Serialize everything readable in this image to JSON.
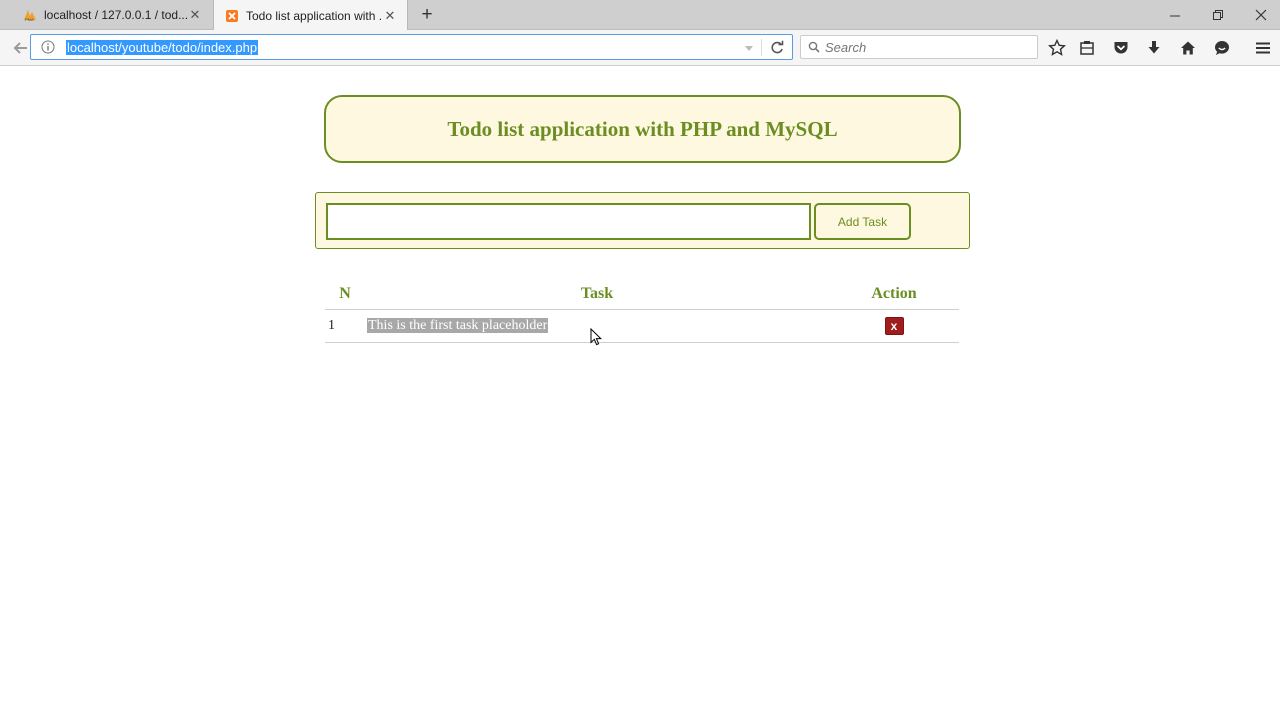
{
  "browser": {
    "tabs": [
      {
        "label": "localhost / 127.0.0.1 / tod...",
        "active": false,
        "icon": "phpmyadmin-icon"
      },
      {
        "label": "Todo list application with ...",
        "active": true,
        "icon": "xampp-icon"
      }
    ],
    "url": "localhost/youtube/todo/index.php",
    "search_placeholder": "Search"
  },
  "page": {
    "heading": "Todo list application with PHP and MySQL",
    "task_input_value": "",
    "add_button_label": "Add Task",
    "table": {
      "headers": {
        "n": "N",
        "task": "Task",
        "action": "Action"
      },
      "rows": [
        {
          "n": "1",
          "task": "This is the first task placeholder",
          "delete_label": "x"
        }
      ]
    }
  },
  "colors": {
    "accent": "#6b8e23",
    "panel_bg": "#fff8e0",
    "delete_bg": "#a11c1c",
    "url_highlight": "#3399ff"
  }
}
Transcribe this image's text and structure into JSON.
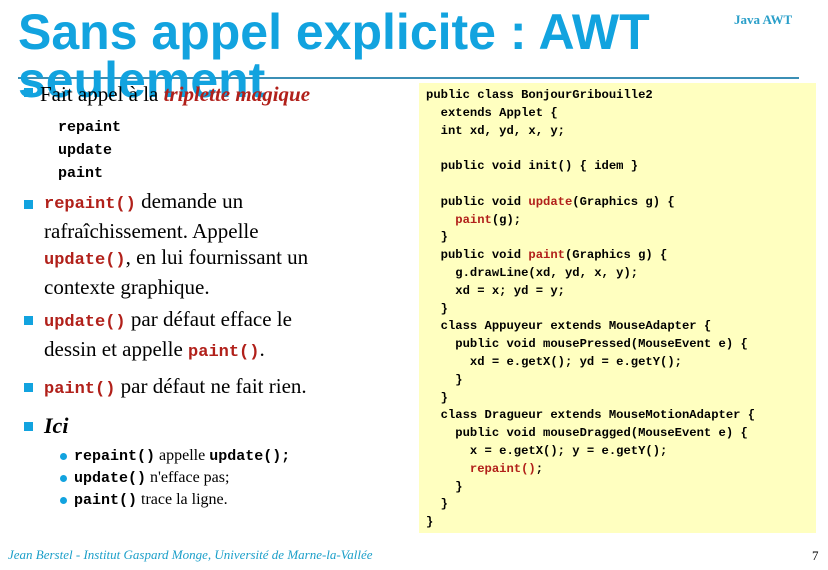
{
  "slide": {
    "title": "Sans appel explicite : AWT seulement",
    "header_tag": "Java AWT",
    "page_number": "7",
    "footer": "Jean Berstel  -   Institut Gaspard Monge, Université de Marne-la-Vallée"
  },
  "bullets": {
    "b1": {
      "prefix": "Fait appel à la ",
      "emphasis": "triplette magique",
      "methods": [
        "repaint",
        "update",
        "paint"
      ]
    },
    "b2": {
      "code1": "repaint()",
      "text1": " demande un",
      "text2": "rafraîchissement. Appelle",
      "code2": "update()",
      "text3": ", en lui fournissant un",
      "text4": "contexte graphique."
    },
    "b3": {
      "code1": "update()",
      "text1": " par défaut efface le",
      "text2": "dessin et appelle ",
      "code2": "paint()",
      "text3": "."
    },
    "b4": {
      "code1": "paint()",
      "text1": " par défaut ne fait rien."
    },
    "b5": {
      "label": "Ici",
      "items": [
        {
          "code1": "repaint()",
          "text": " appelle ",
          "code2": "update();"
        },
        {
          "code1": "update()",
          "text": " n'efface pas;"
        },
        {
          "code1": "paint()",
          "text": " trace la ligne."
        }
      ]
    }
  },
  "code": {
    "lines": [
      {
        "t": "public class BonjourGribouille2"
      },
      {
        "t": "  extends Applet {"
      },
      {
        "t": "  int xd, yd, x, y;"
      },
      {
        "t": ""
      },
      {
        "t": "  public void init() { idem }"
      },
      {
        "t": ""
      },
      {
        "pre": "  public void ",
        "red": "update",
        "post": "(Graphics g) {"
      },
      {
        "pre": "    ",
        "red": "paint",
        "post": "(g);"
      },
      {
        "t": "  }"
      },
      {
        "pre": "  public void ",
        "red": "paint",
        "post": "(Graphics g) {"
      },
      {
        "t": "    g.drawLine(xd, yd, x, y);"
      },
      {
        "t": "    xd = x; yd = y;"
      },
      {
        "t": "  }"
      },
      {
        "t": "  class Appuyeur extends MouseAdapter {"
      },
      {
        "t": "    public void mousePressed(MouseEvent e) {"
      },
      {
        "t": "      xd = e.getX(); yd = e.getY();"
      },
      {
        "t": "    }"
      },
      {
        "t": "  }"
      },
      {
        "t": "  class Dragueur extends MouseMotionAdapter {"
      },
      {
        "t": "    public void mouseDragged(MouseEvent e) {"
      },
      {
        "t": "      x = e.getX(); y = e.getY();"
      },
      {
        "pre": "      ",
        "red": "repaint()",
        "post": ";"
      },
      {
        "t": "    }"
      },
      {
        "t": "  }"
      },
      {
        "t": "}"
      }
    ]
  }
}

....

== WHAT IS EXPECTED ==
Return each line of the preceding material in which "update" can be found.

== THE ANSWER ==
        "update",
      "code2": "update()",
      "code1": "update()",
          "code2": "update();"
          "code1": "update()",
        "red": "update",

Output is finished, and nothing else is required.